RECORDS FOR THE TASK:
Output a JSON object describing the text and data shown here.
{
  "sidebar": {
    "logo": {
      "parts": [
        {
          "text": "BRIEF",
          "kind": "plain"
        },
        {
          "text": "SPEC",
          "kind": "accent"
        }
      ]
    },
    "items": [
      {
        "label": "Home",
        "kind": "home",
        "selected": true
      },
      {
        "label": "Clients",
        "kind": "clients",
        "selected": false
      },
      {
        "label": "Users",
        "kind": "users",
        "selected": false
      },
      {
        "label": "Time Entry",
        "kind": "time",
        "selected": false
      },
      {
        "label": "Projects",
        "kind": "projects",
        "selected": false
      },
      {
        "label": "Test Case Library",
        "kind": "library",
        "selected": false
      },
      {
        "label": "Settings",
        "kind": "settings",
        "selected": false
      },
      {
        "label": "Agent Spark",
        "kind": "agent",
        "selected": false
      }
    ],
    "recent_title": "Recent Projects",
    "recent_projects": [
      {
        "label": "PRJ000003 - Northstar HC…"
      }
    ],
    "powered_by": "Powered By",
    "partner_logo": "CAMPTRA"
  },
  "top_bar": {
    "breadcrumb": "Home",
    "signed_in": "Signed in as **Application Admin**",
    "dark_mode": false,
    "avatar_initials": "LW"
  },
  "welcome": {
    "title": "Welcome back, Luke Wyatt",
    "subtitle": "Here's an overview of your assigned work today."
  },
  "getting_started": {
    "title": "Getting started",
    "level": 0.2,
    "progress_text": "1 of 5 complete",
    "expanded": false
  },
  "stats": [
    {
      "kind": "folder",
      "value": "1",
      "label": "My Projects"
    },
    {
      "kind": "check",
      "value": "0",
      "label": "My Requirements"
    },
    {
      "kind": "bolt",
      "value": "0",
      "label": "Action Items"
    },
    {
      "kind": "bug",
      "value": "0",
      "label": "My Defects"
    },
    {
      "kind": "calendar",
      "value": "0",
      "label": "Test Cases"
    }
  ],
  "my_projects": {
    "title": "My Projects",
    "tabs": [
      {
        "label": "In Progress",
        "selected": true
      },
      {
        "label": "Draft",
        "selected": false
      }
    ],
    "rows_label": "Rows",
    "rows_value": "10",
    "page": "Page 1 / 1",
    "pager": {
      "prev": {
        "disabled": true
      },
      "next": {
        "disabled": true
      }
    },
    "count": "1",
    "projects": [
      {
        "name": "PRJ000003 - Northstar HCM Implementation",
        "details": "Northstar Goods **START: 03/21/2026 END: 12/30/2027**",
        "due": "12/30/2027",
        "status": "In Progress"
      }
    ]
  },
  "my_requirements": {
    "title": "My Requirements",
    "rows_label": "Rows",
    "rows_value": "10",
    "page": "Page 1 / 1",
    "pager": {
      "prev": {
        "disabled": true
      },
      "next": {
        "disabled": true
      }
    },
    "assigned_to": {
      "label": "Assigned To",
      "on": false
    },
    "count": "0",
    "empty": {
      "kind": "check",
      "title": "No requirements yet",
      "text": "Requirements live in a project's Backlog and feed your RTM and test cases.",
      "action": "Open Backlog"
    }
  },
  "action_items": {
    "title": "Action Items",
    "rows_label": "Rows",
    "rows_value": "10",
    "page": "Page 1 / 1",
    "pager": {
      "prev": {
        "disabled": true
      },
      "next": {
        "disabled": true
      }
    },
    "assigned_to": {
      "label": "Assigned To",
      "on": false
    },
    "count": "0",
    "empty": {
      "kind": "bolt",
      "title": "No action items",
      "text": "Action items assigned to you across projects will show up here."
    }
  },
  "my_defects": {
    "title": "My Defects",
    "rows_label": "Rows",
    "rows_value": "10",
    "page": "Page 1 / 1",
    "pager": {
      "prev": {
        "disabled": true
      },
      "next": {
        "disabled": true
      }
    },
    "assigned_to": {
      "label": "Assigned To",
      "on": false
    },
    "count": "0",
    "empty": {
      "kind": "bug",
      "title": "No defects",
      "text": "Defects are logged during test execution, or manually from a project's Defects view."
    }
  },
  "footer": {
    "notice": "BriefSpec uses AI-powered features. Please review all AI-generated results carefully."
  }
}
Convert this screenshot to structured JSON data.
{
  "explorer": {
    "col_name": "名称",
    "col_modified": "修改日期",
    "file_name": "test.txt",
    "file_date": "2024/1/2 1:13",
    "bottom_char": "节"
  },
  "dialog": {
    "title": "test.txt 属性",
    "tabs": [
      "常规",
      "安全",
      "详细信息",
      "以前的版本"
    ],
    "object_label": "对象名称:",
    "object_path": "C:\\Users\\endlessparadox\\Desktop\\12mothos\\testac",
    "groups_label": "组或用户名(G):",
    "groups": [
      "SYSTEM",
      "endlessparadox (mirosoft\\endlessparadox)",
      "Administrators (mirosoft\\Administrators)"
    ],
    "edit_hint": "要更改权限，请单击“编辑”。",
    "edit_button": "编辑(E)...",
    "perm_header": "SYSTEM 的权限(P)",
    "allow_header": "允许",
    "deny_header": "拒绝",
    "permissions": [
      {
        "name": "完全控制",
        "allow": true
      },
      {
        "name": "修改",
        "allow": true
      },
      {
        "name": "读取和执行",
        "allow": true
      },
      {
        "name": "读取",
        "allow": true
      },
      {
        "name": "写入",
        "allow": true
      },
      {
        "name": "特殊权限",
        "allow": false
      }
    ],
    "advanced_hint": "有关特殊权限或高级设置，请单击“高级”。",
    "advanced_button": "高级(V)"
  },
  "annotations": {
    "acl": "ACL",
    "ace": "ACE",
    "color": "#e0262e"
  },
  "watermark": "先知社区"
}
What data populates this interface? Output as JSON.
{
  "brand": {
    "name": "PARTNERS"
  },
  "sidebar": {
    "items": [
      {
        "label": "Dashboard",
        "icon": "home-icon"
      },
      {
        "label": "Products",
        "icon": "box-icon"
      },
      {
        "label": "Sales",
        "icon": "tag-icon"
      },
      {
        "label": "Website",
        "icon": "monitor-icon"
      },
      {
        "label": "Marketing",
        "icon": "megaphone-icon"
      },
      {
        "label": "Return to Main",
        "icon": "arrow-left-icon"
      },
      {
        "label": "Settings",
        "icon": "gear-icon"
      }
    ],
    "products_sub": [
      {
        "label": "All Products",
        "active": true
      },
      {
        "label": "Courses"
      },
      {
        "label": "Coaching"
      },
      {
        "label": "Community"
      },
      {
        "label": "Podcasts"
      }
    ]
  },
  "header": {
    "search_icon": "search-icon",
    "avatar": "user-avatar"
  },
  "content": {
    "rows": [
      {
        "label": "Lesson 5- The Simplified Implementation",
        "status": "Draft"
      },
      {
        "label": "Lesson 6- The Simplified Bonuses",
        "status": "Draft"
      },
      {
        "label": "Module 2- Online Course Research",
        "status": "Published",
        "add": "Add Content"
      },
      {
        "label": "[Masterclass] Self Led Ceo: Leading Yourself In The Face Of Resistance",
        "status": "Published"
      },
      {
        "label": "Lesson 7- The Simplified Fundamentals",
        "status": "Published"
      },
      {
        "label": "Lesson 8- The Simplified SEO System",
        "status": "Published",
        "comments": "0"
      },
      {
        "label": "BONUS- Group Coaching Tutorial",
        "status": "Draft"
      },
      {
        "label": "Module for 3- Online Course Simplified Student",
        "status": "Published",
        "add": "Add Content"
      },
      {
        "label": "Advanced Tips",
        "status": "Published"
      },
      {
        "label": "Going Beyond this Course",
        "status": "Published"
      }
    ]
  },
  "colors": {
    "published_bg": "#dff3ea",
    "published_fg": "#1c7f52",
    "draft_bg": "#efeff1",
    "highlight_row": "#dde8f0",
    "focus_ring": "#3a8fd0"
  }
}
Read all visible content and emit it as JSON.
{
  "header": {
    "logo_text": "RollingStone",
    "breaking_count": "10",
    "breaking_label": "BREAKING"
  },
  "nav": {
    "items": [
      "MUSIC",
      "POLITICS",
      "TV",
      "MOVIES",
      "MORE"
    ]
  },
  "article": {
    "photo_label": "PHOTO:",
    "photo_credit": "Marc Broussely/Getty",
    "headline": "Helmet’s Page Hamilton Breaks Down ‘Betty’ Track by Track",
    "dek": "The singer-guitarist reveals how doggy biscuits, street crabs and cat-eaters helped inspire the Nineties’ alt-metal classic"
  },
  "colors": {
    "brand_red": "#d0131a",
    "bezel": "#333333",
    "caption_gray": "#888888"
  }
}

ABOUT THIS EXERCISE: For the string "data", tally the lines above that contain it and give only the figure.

RESPONSE: 3